__TASK OBJECTIVE__
Using the data below, work out how many lines contain "username", and report only that number.

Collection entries
- - -

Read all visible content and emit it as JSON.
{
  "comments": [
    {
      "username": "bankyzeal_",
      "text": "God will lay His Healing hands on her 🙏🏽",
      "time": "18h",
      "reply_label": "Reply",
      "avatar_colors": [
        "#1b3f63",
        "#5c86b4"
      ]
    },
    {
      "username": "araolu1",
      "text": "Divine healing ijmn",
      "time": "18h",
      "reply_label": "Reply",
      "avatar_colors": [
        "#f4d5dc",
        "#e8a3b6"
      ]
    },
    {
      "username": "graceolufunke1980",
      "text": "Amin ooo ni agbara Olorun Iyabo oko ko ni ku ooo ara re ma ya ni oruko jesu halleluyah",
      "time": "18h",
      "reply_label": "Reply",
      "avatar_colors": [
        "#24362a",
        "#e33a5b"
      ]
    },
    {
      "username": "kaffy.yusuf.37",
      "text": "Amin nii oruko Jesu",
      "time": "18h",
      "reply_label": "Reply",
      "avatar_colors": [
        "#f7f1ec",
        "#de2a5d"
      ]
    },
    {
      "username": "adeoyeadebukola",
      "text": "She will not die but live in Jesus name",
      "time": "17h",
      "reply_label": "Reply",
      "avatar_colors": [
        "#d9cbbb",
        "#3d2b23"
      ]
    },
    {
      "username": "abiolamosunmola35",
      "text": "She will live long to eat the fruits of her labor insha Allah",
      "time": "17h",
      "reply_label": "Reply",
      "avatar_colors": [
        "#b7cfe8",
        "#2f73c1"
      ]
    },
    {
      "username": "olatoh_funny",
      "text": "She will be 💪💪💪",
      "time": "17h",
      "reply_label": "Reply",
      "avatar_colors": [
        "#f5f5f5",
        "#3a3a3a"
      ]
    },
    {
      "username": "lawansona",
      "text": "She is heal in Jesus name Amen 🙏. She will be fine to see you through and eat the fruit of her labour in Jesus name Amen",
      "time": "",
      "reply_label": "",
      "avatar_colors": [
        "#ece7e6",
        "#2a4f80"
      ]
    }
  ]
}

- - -

__OUTPUT OF THE EXERCISE__
8